For each pain level, we found an increase of theta (4-8 Hz) and alpha (8-13 Hz) power in bilateral SII areas at 180-210 ms after stimulus onset. The power was larger for the moderate than for the mild pain level (p < 0.05), but there was no statistical power difference of these oscillations between moderate and severe pain stimulus conditions (p = 0.7). Within the SII area, we did not observe particular difference in theta and alpha ECD locations between varying pain level conditions.
The 4-13 Hz activities, peaking from 180 to 210 ms, are oscillatory correlates of SII activation in response to nociceptive stimulation, but their power may code the magnitude of pain stimuli only up to moderate level, as rated subjectively. This measure could be potentially used to evaluate SII activation in further pain studies.
To determine the impact of check size and interstimulus interval (ISI) on neuromagnetic visual cortical responses.
We recorded visual evoked fields to pattern-reversal stimulation with central occlusion in ten subjects. The ~100 ms magnetic activation (P100m) was analyzed by single dipole modeling.
With 1 s ISI, P100m strengths increased as check size increased from 15' up to 120' of visual arc, and larger checks elicited less P100m activation. With 120' checks, we found no P100m attenuation as ISI decreased from 4 s to 0.16 s. P100m sources around the calcarine sulcus did not vary with check size or ISI.
The magnitude of cortical activation during visual contrast processing is check size-dependent and the 120' checks are optimum for future studies on neuromagnetic visual cortical functions using central-occluded stimulation. The corresponding neuronal activation demonstrated a short refractory period less than 0.16 s. We also found significantly overlapping cortical representation areas for different check sizes or ISIs.

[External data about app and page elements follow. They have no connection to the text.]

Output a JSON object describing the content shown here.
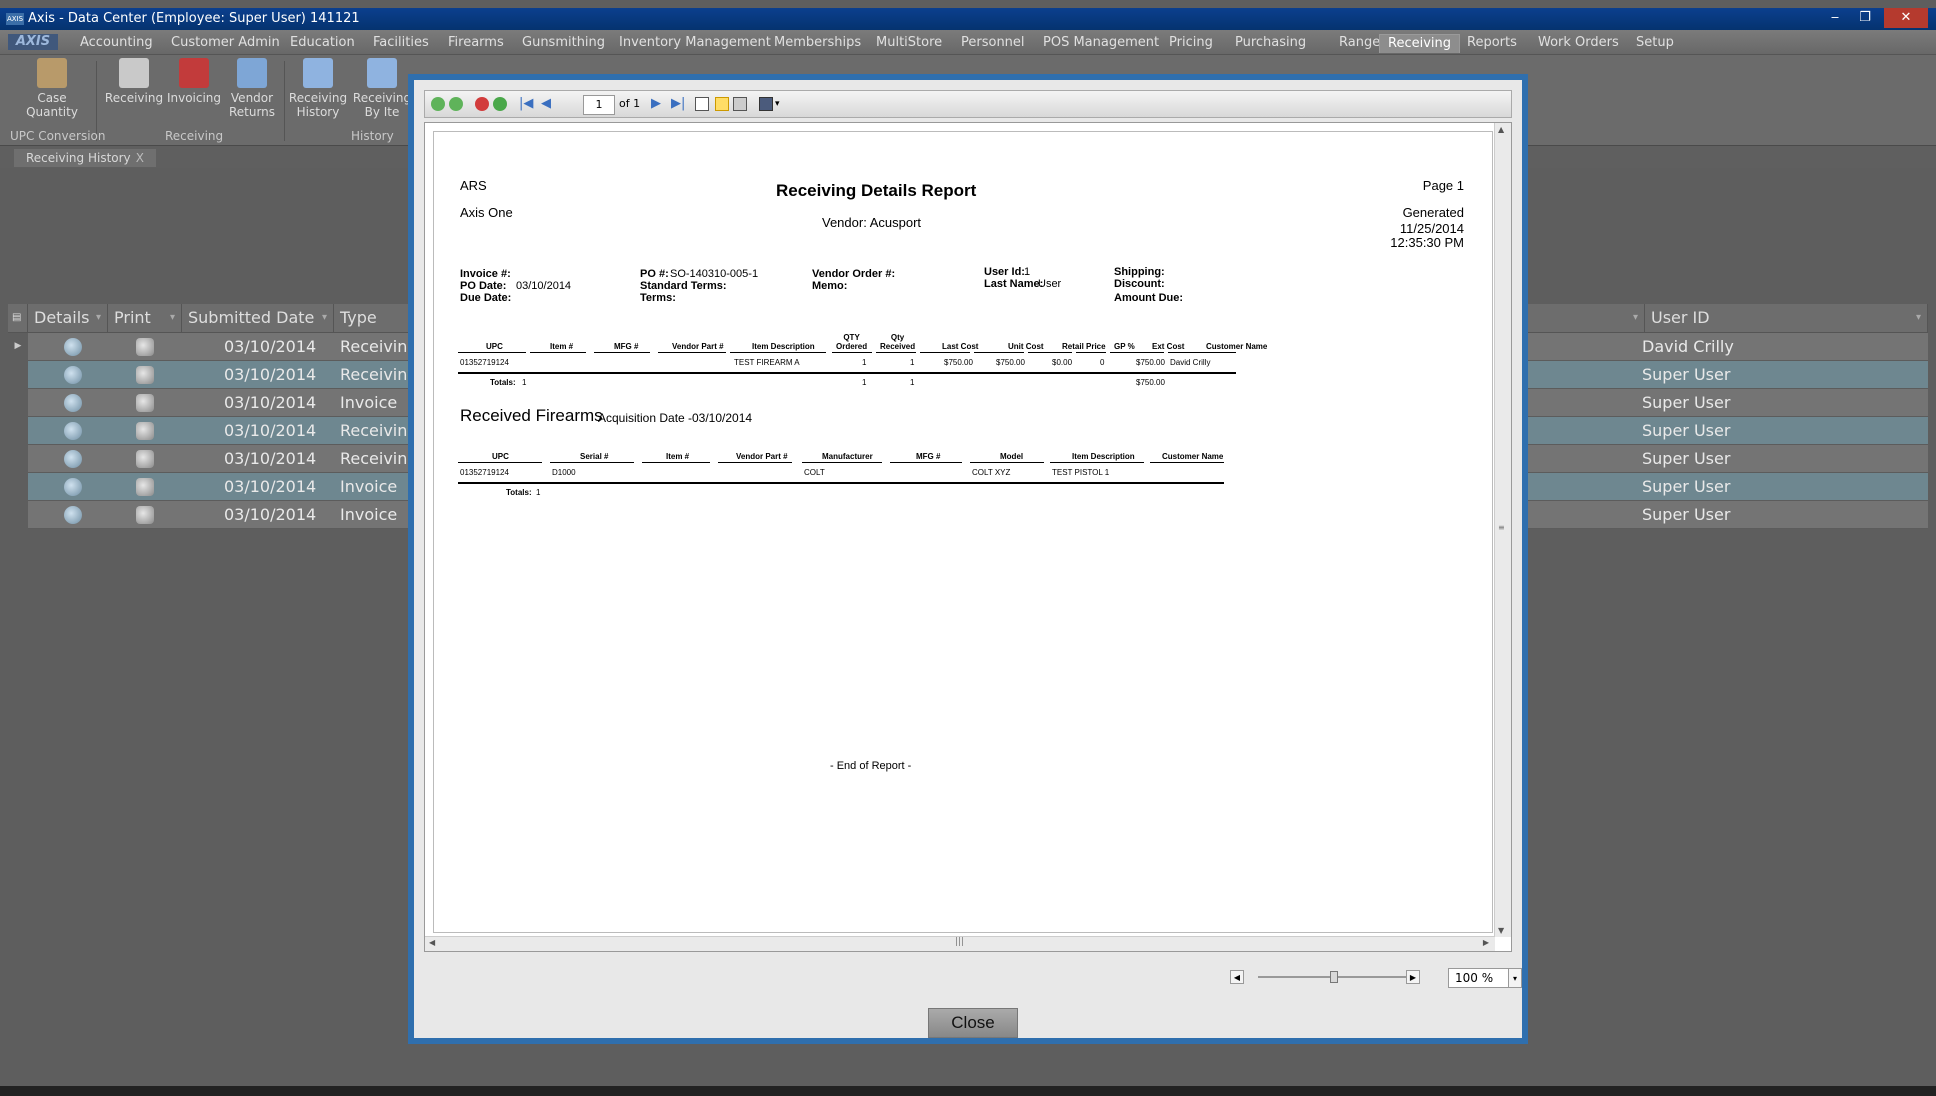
{
  "window": {
    "title": "Axis - Data Center  (Employee: Super User) 141121",
    "logo": "AXIS",
    "minimize": "‒",
    "restore": "❐",
    "close": "✕"
  },
  "menu": [
    "Accounting",
    "Customer Admin",
    "Education",
    "Facilities",
    "Firearms",
    "Gunsmithing",
    "Inventory Management",
    "Memberships",
    "MultiStore",
    "Personnel",
    "POS Management",
    "Pricing",
    "Purchasing",
    "Range",
    "Receiving",
    "Reports",
    "Work Orders",
    "Setup"
  ],
  "menu_active": "Receiving",
  "ribbon": {
    "buttons": [
      {
        "l1": "Case",
        "l2": "Quantity",
        "color": "#b89a6a"
      },
      {
        "l1": "Receiving",
        "l2": "",
        "color": "#c9c9c9"
      },
      {
        "l1": "Invoicing",
        "l2": "",
        "color": "#c23b3b"
      },
      {
        "l1": "Vendor",
        "l2": "Returns",
        "color": "#7ea6d6"
      },
      {
        "l1": "Receiving",
        "l2": "History",
        "color": "#8fb3e0"
      },
      {
        "l1": "Receiving",
        "l2": "By Ite",
        "color": "#8fb3e0"
      }
    ],
    "groups": [
      "UPC Conversion",
      "Receiving",
      "History"
    ]
  },
  "doc_tab": {
    "label": "Receiving History",
    "close": "X"
  },
  "grid": {
    "headers": [
      "Details",
      "Print",
      "Submitted Date",
      "Type",
      "User ID"
    ],
    "rows": [
      {
        "date": "03/10/2014",
        "type": "Receiving",
        "user": "David Crilly"
      },
      {
        "date": "03/10/2014",
        "type": "Receiving",
        "user": "Super User"
      },
      {
        "date": "03/10/2014",
        "type": "Invoice",
        "user": "Super User"
      },
      {
        "date": "03/10/2014",
        "type": "Receiving",
        "user": "Super User"
      },
      {
        "date": "03/10/2014",
        "type": "Receiving",
        "user": "Super User"
      },
      {
        "date": "03/10/2014",
        "type": "Invoice",
        "user": "Super User"
      },
      {
        "date": "03/10/2014",
        "type": "Invoice",
        "user": "Super User"
      }
    ]
  },
  "viewer": {
    "page_value": "1",
    "page_of": "of 1",
    "zoom": "100 %",
    "close_label": "Close"
  },
  "report": {
    "company_short": "ARS",
    "company_name": "Axis One",
    "title": "Receiving Details Report",
    "vendor": "Vendor: Acusport",
    "page": "Page 1",
    "generated_label": "Generated",
    "generated_date": "11/25/2014",
    "generated_time": "12:35:30 PM",
    "fields": {
      "invoice_label": "Invoice #:",
      "po_date_label": "PO Date:",
      "po_date": "03/10/2014",
      "due_date_label": "Due Date:",
      "po_label": "PO #:",
      "po": "SO-140310-005-1",
      "std_terms_label": "Standard Terms:",
      "terms_label": "Terms:",
      "vendor_order_label": "Vendor Order #:",
      "memo_label": "Memo:",
      "user_id_label": "User Id:",
      "user_id": "1",
      "last_name_label": "Last Name:",
      "last_name": "User",
      "shipping_label": "Shipping:",
      "discount_label": "Discount:",
      "amount_due_label": "Amount Due:"
    },
    "items": {
      "headers": [
        "UPC",
        "Item #",
        "MFG #",
        "Vendor Part #",
        "Item Description",
        "QTY\nOrdered",
        "Qty\nReceived",
        "Last Cost",
        "Unit Cost",
        "Retail Price",
        "GP %",
        "Ext Cost",
        "Customer Name"
      ],
      "row": [
        "01352719124",
        "",
        "",
        "",
        "TEST FIREARM A",
        "1",
        "1",
        "$750.00",
        "$750.00",
        "$0.00",
        "0",
        "$750.00",
        "David Crilly"
      ],
      "totals_label": "Totals:",
      "totals_count": "1",
      "totals_ordered": "1",
      "totals_received": "1",
      "totals_ext": "$750.00"
    },
    "firearms": {
      "section_title": "Received Firearms",
      "acq_label": "Acquisition Date -",
      "acq_date": "03/10/2014",
      "headers": [
        "UPC",
        "Serial #",
        "Item #",
        "Vendor Part #",
        "Manufacturer",
        "MFG #",
        "Model",
        "Item Description",
        "Customer Name"
      ],
      "row": [
        "01352719124",
        "D1000",
        "",
        "",
        "COLT",
        "",
        "COLT XYZ",
        "TEST PISTOL 1",
        ""
      ],
      "totals_label": "Totals:",
      "totals_count": "1"
    },
    "end": "- End of Report -"
  }
}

The present study was designed to examine the effects of habitual consumption of Taiwanese vegetarian diets on hormonal secretion, and on lipid and glycaemic control. Of the ninety-eight healthy female adults recruited from Hualien, Taiwan (aged 31–45 years), forty-nine were Buddhist lactovegetarians and forty-nine were omnivores. Dietary intakes were measured, and blood levels of nutrients and hormones were analysed. Vegetarians consumed less energy, fat and protein, but more fibre than the omnivores. Compared with the omnivores, the vegetarians had, on average, lower BMI and smaller waist circumference. Except for slightly lower levels of thyroxine (T4) in vegetarians, vegetarians and omnivores both showed similar levels of triiodothyronine (T3), free T4, thyroid-stimulating hormone, T3:T4 ratio and cortisol. Compared with the omnivores, the vegetarians had significantly lower levels of fasting insulin (median: 35·3 v. 50·6pmol/l) and plasma glucose (mean: 4·7 (se 0·05) v. 4·9 (se 0·05) mmol/l). Insulin resistance, as calculated by the homeostasis model assessment method, was significantly lower in the vegetarians than in the omnivores (median: 1·10 v. 1·56), while β-cell function was not different between the two groups. BMI and diet were both independent predictors for insulin resistance, and contributed 18 and 15% of the variation in insulin resistance, respectively. In conclusion, Taiwanese vegetarians had lower glucose and insulin levels and higher insulin sensitivity than did the omnivores. Diet and lower BMI were partially responsible for the high insulin sensitivity observed in young Taiwanese vegetarians.